Work to be completed: The response should consist of the data below, copied exactly, with no pictures in it.

Task material:
⁂

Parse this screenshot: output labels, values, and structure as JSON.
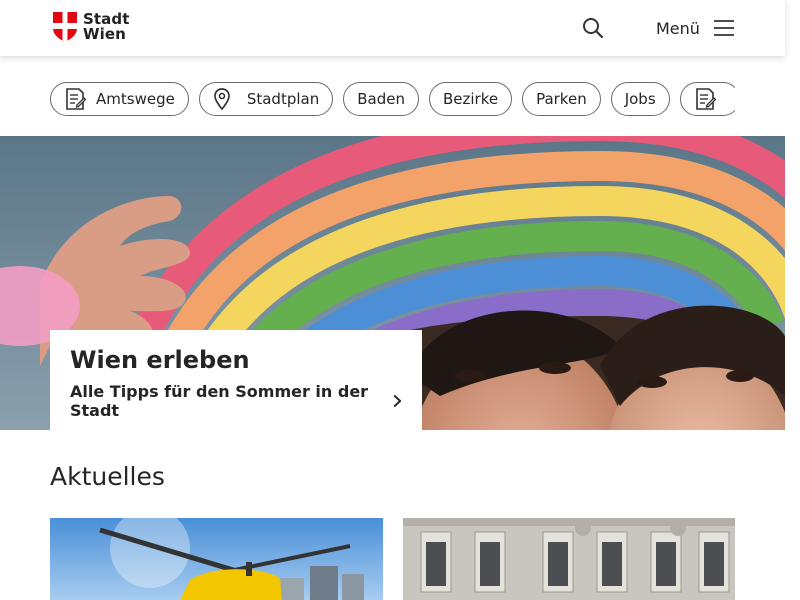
{
  "header": {
    "logo_line1": "Stadt",
    "logo_line2": "Wien",
    "menu_label": "Menü"
  },
  "chips": [
    {
      "label": "Amtswege",
      "icon": "document-icon"
    },
    {
      "label": "Stadtplan",
      "icon": "location-pin-icon"
    },
    {
      "label": "Baden",
      "icon": null
    },
    {
      "label": "Bezirke",
      "icon": null
    },
    {
      "label": "Parken",
      "icon": null
    },
    {
      "label": "Jobs",
      "icon": null
    },
    {
      "label": "",
      "icon": "document-icon"
    }
  ],
  "hero": {
    "title": "Wien erleben",
    "link": "Alle Tipps für den Sommer in der Stadt"
  },
  "aktuelles": {
    "title": "Aktuelles"
  },
  "colors": {
    "brand_red": "#e30613",
    "text": "#252525",
    "chip_border": "#6b6b6b"
  }
}
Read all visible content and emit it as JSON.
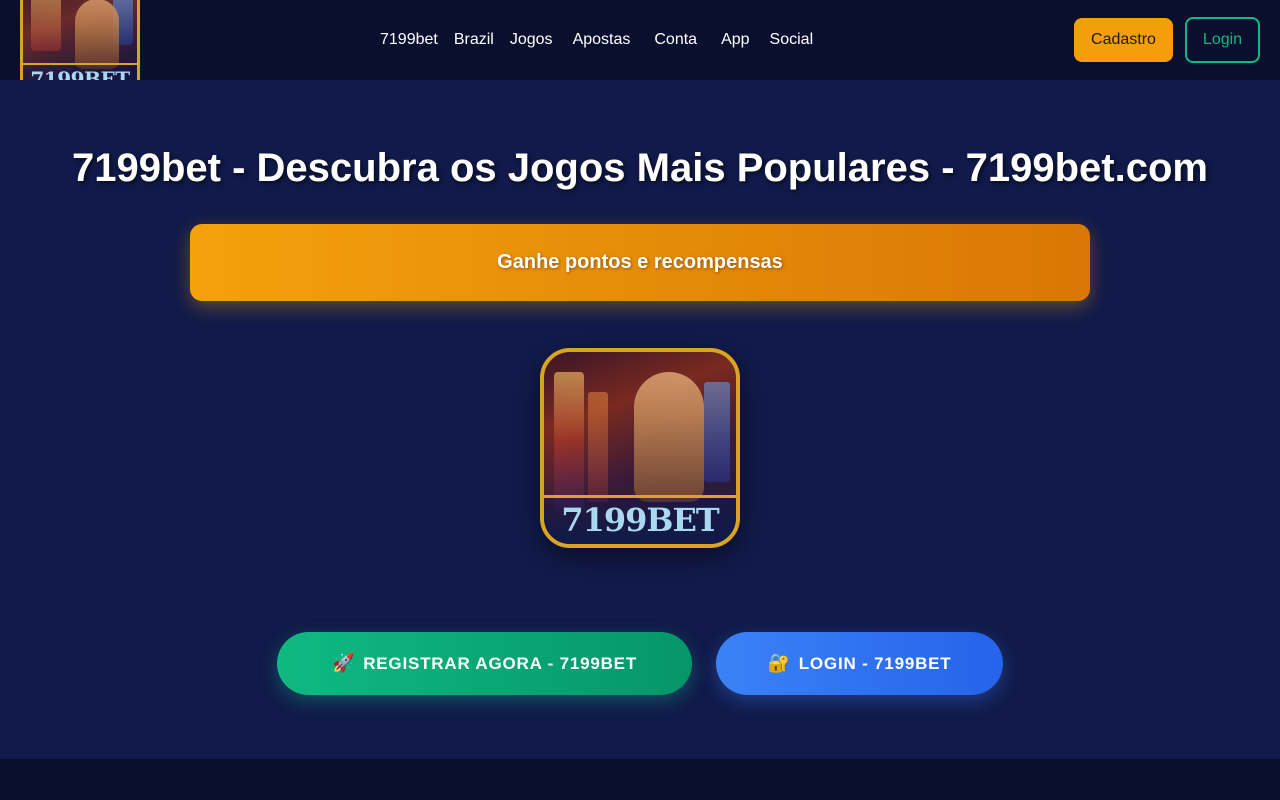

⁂

Completed task:
Parse this screenshot: output labels, values, and structure as JSON.
{
  "header": {
    "logo_line1": "Stadt",
    "logo_line2": "Wien",
    "menu_label": "Menü"
  },
  "chips": [
    {
      "label": "Amtswege",
      "icon": "document-icon"
    },
    {
      "label": "Stadtplan",
      "icon": "location-pin-icon"
    },
    {
      "label": "Baden",
      "icon": null
    },
    {
      "label": "Bezirke",
      "icon": null
    },
    {
      "label": "Parken",
      "icon": null
    },
    {
      "label": "Jobs",
      "icon": null
    },
    {
      "label": "",
      "icon": "document-icon"
    }
  ],
  "hero": {
    "title": "Wien erleben",
    "link": "Alle Tipps für den Sommer in der Stadt"
  },
  "aktuelles": {
    "title": "Aktuelles"
  },
  "colors": {
    "brand_red": "#e30613",
    "text": "#252525",
    "chip_border": "#6b6b6b"
  }
}
Read all visible content and emit it as JSON.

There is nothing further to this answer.